5 Kinds of Scientists

Something has been rolling around in my head for a while. I'm beginning to see that there are 5 kinds of scientists when it comes to how they view evolution. The good scientists at the National Academy got me thinking about the first three kinds, but recently, I've realized that there are two more.

First, the three kinds identified by the National Academy: On page 15 of Science, Evolution, and Creationism, the authors line out how scientists can be scientific materialists, deists, or theists. This statement has been a game changer for me and for many of the teachers I have spoken to. In it, the National Academy has clearly kept the door to practicing science open to religious people like me. They refused to exclude us, and I'm grateful for their courage and clarity. Their statement has been a key platform in my talks on teaching evolution. If religious scientists aren't excluded from practicing science, then religious students shouldn't be excluded from learning about evolution. We must stop telling students, "Check your faith at the door. This is a science class."

What I'm seeing now, though, is that there are actually two other kinds at the fringes of the National Academies three. These other two kinds break long-standing scientific traditions about methodological naturalism, which is probably why the National Academy didn't consider them. One fringe group stands at the edges of theistic scientists; the other lurks at the edge of scientific materialists.

The first fringe category is pretty clear, and it's the Creationists and Intelligent Design advocates. They argue that science should consider supernatural as well as natural causes. As I heard Michael Behe explain last night, scientists should follow the evidence wherever it leads. If it leads to an intelligent designer, as Behe believes, then that's good scientific thinking. He just crossed the line of methodological naturalism, however, and that opens the door to the chaos of scientists having to figure out which supernatural explanations from all the religions in the world get considered.

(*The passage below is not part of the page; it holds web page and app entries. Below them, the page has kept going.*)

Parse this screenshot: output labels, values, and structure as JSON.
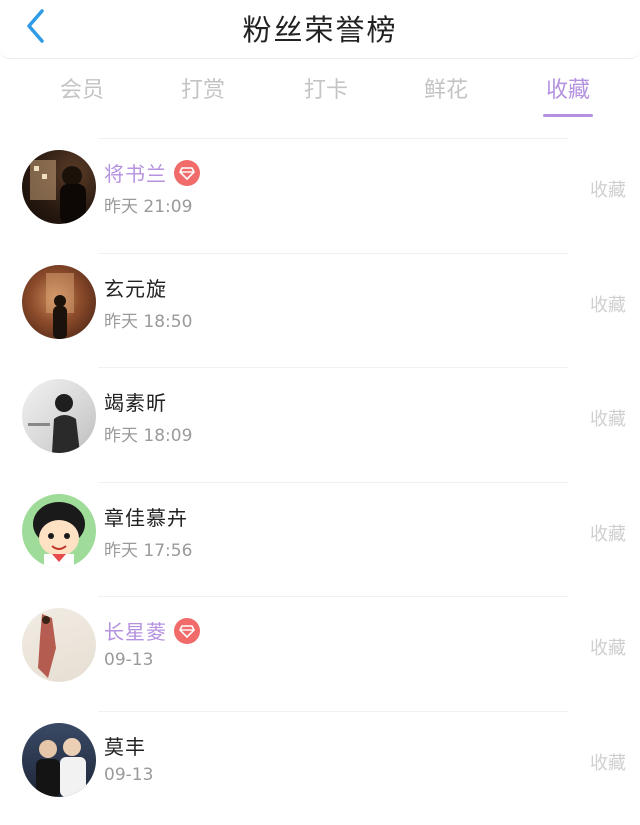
{
  "header": {
    "title": "粉丝荣誉榜"
  },
  "tabs": [
    {
      "label": "会员"
    },
    {
      "label": "打赏"
    },
    {
      "label": "打卡"
    },
    {
      "label": "鲜花"
    },
    {
      "label": "收藏"
    }
  ],
  "active_tab": "收藏",
  "accent_color": "#b592e0",
  "badge_color": "#f26b6b",
  "rows": [
    {
      "name": "将书兰",
      "time": "昨天 21:09",
      "vip": true,
      "action": "收藏"
    },
    {
      "name": "玄元旋",
      "time": "昨天 18:50",
      "vip": false,
      "action": "收藏"
    },
    {
      "name": "竭素昕",
      "time": "昨天 18:09",
      "vip": false,
      "action": "收藏"
    },
    {
      "name": "章佳慕卉",
      "time": "昨天 17:56",
      "vip": false,
      "action": "收藏"
    },
    {
      "name": "长星菱",
      "time": "09-13",
      "vip": true,
      "action": "收藏"
    },
    {
      "name": "莫丰",
      "time": "09-13",
      "vip": false,
      "action": "收藏"
    }
  ]
}
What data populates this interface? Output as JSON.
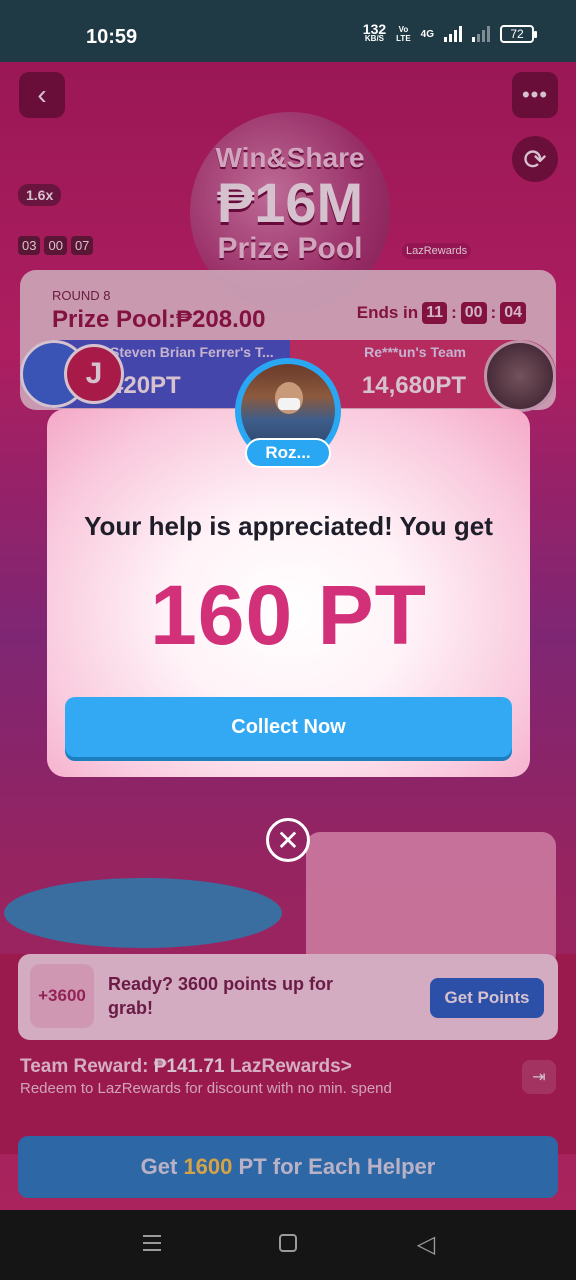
{
  "status_bar": {
    "time": "10:59",
    "speed_value": "132",
    "speed_unit": "KB/S",
    "volte_top": "Vo",
    "volte_bottom": "LTE",
    "network": "4G",
    "battery": "72"
  },
  "header": {
    "title_line1": "Win&Share",
    "title_line2": "₱16M",
    "title_line3": "Prize Pool",
    "brand_tag": "LazRewards",
    "multiplier": "1.6x",
    "timer": [
      "03",
      "00",
      "07"
    ]
  },
  "round": {
    "label": "ROUND 8",
    "prize_pool": "Prize Pool:₱208.00",
    "ends_label": "Ends in",
    "ends_hours": "11",
    "ends_minutes": "00",
    "ends_seconds": "04"
  },
  "teams": {
    "left_name": "Steven Brian Ferrer's T...",
    "left_points": "420PT",
    "left_initial": "J",
    "right_name": "Re***un's Team",
    "right_points": "14,680PT"
  },
  "modal": {
    "helper_name": "Roz...",
    "message": "Your help is appreciated! You get",
    "points": "160 PT",
    "collect_button": "Collect Now"
  },
  "offer": {
    "badge": "+3600",
    "text": "Ready? 3600 points up for grab!",
    "button": "Get Points"
  },
  "team_reward": {
    "label": "Team Reward:",
    "amount": "₱141.71",
    "link": "LazRewards>",
    "note": "Redeem to LazRewards for discount with no min. spend"
  },
  "cta": {
    "prefix": "Get",
    "highlight": "1600",
    "suffix": "PT for Each Helper"
  },
  "colors": {
    "accent_pink": "#d3307a",
    "button_blue": "#33a9f3",
    "highlight_yellow": "#ffd54a"
  },
  "icons": {
    "back": "chevron-left-icon",
    "more": "more-dots-icon",
    "refresh": "refresh-icon",
    "close": "close-icon",
    "exit": "exit-icon"
  }
}
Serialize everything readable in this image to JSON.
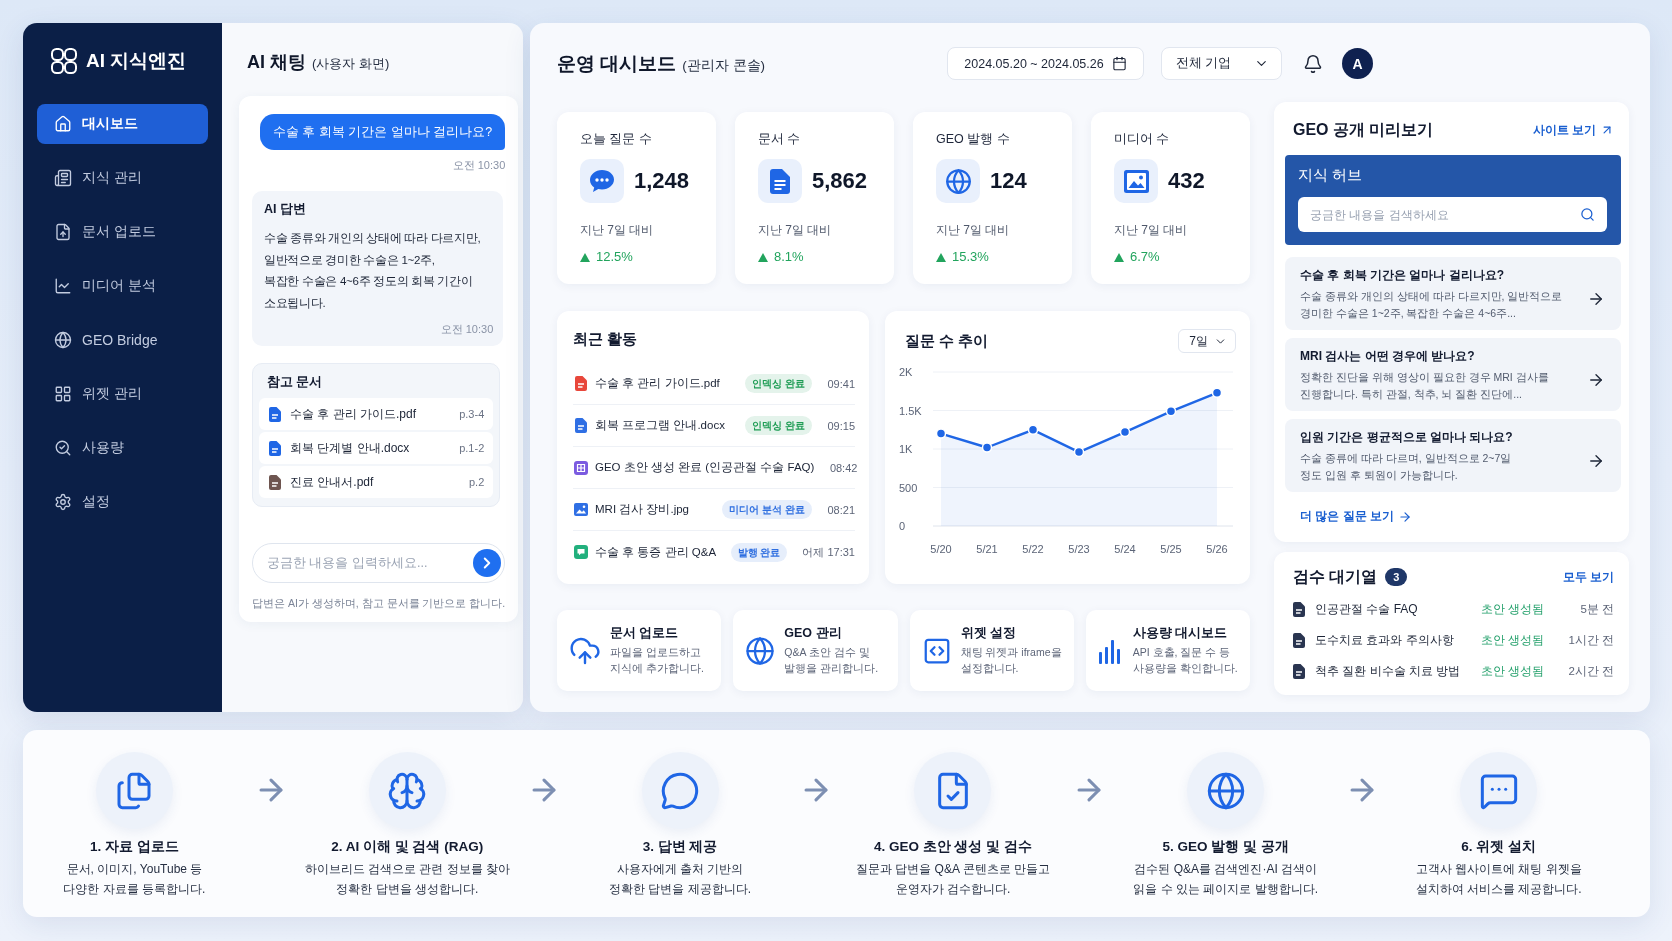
{
  "sidebar": {
    "logo": "AI 지식엔진",
    "items": [
      {
        "label": "대시보드",
        "selected": true
      },
      {
        "label": "지식 관리",
        "selected": false
      },
      {
        "label": "문서 업로드",
        "selected": false
      },
      {
        "label": "미디어 분석",
        "selected": false
      },
      {
        "label": "GEO Bridge",
        "selected": false
      },
      {
        "label": "위젯 관리",
        "selected": false
      },
      {
        "label": "사용량",
        "selected": false
      },
      {
        "label": "설정",
        "selected": false
      }
    ]
  },
  "chat": {
    "title": "AI 채팅",
    "subtitle": "(사용자 화면)",
    "user_message": {
      "text": "수술 후 회복 기간은 얼마나 걸리나요?",
      "time": "오전 10:30"
    },
    "ai_answer": {
      "heading": "AI 답변",
      "text": "수술 종류와 개인의 상태에 따라 다르지만,\n일반적으로 경미한 수술은 1~2주,\n복잡한 수술은 4~6주 정도의 회복 기간이\n소요됩니다.",
      "time": "오전 10:30"
    },
    "references": {
      "heading": "참고 문서",
      "items": [
        {
          "name": "수술 후 관리 가이드.pdf",
          "pages": "p.3-4",
          "color": "#1f66e5"
        },
        {
          "name": "회복 단계별 안내.docx",
          "pages": "p.1-2",
          "color": "#1f66e5"
        },
        {
          "name": "진료 안내서.pdf",
          "pages": "p.2",
          "color": "#6e5550"
        }
      ]
    },
    "input": {
      "placeholder": "궁금한 내용을 입력하세요..."
    },
    "footnote": "답변은 AI가 생성하며, 참고 문서를 기반으로 합니다."
  },
  "dashboard": {
    "title": "운영 대시보드",
    "subtitle": "(관리자 콘솔)",
    "date_range": "2024.05.20 ~ 2024.05.26",
    "company_filter": "전체 기업",
    "avatar": "A",
    "stats": [
      {
        "label": "오늘 질문 수",
        "value": "1,248",
        "caption": "지난 7일 대비",
        "change": "12.5%",
        "rising": true
      },
      {
        "label": "문서 수",
        "value": "5,862",
        "caption": "지난 7일 대비",
        "change": "8.1%",
        "rising": true
      },
      {
        "label": "GEO 발행 수",
        "value": "124",
        "caption": "지난 7일 대비",
        "change": "15.3%",
        "rising": true
      },
      {
        "label": "미디어 수",
        "value": "432",
        "caption": "지난 7일 대비",
        "change": "6.7%",
        "rising": true
      }
    ],
    "recent_activity": {
      "title": "최근 활동",
      "rows": [
        {
          "kind": "pdf",
          "name": "수술 후 관리 가이드.pdf",
          "badge": {
            "label": "인덱싱 완료",
            "color": "#1f9d55"
          },
          "time": "09:41"
        },
        {
          "kind": "docx",
          "name": "회복 프로그램 안내.docx",
          "badge": {
            "label": "인덱싱 완료",
            "color": "#1f9d55"
          },
          "time": "09:15"
        },
        {
          "kind": "geo",
          "name": "GEO 초안 생성 완료 (인공관절 수술 FAQ)",
          "time": "08:42"
        },
        {
          "kind": "image",
          "name": "MRI 검사 장비.jpg",
          "badge": {
            "label": "미디어 분석 완료",
            "color": "#2f6fe0"
          },
          "time": "08:21"
        },
        {
          "kind": "qa",
          "name": "수술 후 통증 관리 Q&A",
          "badge": {
            "label": "발행 완료",
            "color": "#2f6fe0"
          },
          "time": "어제 17:31"
        }
      ]
    },
    "question_trend": {
      "period": "7일",
      "chart_data": {
        "type": "area",
        "title": "질문 수 추이",
        "categories": [
          "5/20",
          "5/21",
          "5/22",
          "5/23",
          "5/24",
          "5/25",
          "5/26"
        ],
        "values": [
          1200,
          1020,
          1250,
          960,
          1220,
          1490,
          1730
        ],
        "ylim": [
          0,
          2000
        ],
        "yticks": [
          0,
          500,
          {
            "value": 1000,
            "label": "1K"
          },
          {
            "value": 1500,
            "label": "1.5K"
          },
          {
            "value": 2000,
            "label": "2K"
          }
        ],
        "grid": true
      }
    },
    "quick_links": [
      {
        "title": "문서 업로드",
        "description": "파일을 업로드하고\n지식에 추가합니다."
      },
      {
        "title": "GEO 관리",
        "description": "Q&A 초안 검수 및\n발행을 관리합니다."
      },
      {
        "title": "위젯 설정",
        "description": "채팅 위젯과 iframe을\n설정합니다."
      },
      {
        "title": "사용량 대시보드",
        "description": "API 호출, 질문 수 등\n사용량을 확인합니다."
      }
    ],
    "geo_preview": {
      "title": "GEO 공개 미리보기",
      "site_link": "사이트 보기",
      "hub_title": "지식 허브",
      "search": {
        "placeholder": "궁금한 내용을 검색하세요"
      },
      "items": [
        {
          "question": "수술 후 회복 기간은 얼마나 걸리나요?",
          "answer": "수술 종류와 개인의 상태에 따라 다르지만, 일반적으로\n경미한 수술은 1~2주, 복잡한 수술은 4~6주..."
        },
        {
          "question": "MRI 검사는 어떤 경우에 받나요?",
          "answer": "정확한 진단을 위해 영상이 필요한 경우 MRI 검사를\n진행합니다. 특히 관절, 척추, 뇌 질환 진단에..."
        },
        {
          "question": "입원 기간은 평균적으로 얼마나 되나요?",
          "answer": "수술 종류에 따라 다르며, 일반적으로 2~7일\n정도 입원 후 퇴원이 가능합니다."
        }
      ],
      "more_link": "더 많은 질문 보기"
    },
    "review_queue": {
      "title": "검수 대기열",
      "count": "3",
      "view_all": "모두 보기",
      "rows": [
        {
          "title": "인공관절 수술 FAQ",
          "status": "초안 생성됨",
          "time": "5분 전"
        },
        {
          "title": "도수치료 효과와 주의사항",
          "status": "초안 생성됨",
          "time": "1시간 전"
        },
        {
          "title": "척추 질환 비수술 치료 방법",
          "status": "초안 생성됨",
          "time": "2시간 전"
        }
      ]
    }
  },
  "workflow": {
    "steps": [
      {
        "title": "1. 자료 업로드",
        "description": "문서, 이미지, YouTube 등\n다양한 자료를 등록합니다."
      },
      {
        "title": "2. AI 이해 및 검색 (RAG)",
        "description": "하이브리드 검색으로 관련 정보를 찾아\n정확한 답변을 생성합니다."
      },
      {
        "title": "3. 답변 제공",
        "description": "사용자에게 출처 기반의\n정확한 답변을 제공합니다."
      },
      {
        "title": "4. GEO 초안 생성 및 검수",
        "description": "질문과 답변을 Q&A 콘텐츠로 만들고\n운영자가 검수합니다."
      },
      {
        "title": "5. GEO 발행 및 공개",
        "description": "검수된 Q&A를 검색엔진·AI 검색이\n읽을 수 있는 페이지로 발행합니다."
      },
      {
        "title": "6. 위젯 설치",
        "description": "고객사 웹사이트에 채팅 위젯을\n설치하여 서비스를 제공합니다."
      }
    ]
  }
}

The second fringe category is more subtle, and as a religious person, it's the one that concerns me more. It's closely aligned with the New Atheists, and it basically says that religious people themselves, not religious explanations, should be excluded from practicing science. Here, think about Dawkin's God Delusion and how delusional people don't make good scientists. The problem with these fringe scientists is that they are breaking long standing scientific traditions about philosophical naturalism. Science has never excluded people who believe in the supernatural, but in its modern formulation it has always said that scientists must stick to natural explanations in their work and publications. These fringe scientists make scientific materialism not just one of three possible views, as the National Academy has said. Instead, they make it a requirement for all scientists, excluding me and every other religious person from doing science. They have just opened the door to the chaos of elite science where only a few enlightened individuals can understand science, and the implications of that stance are hugely sinister.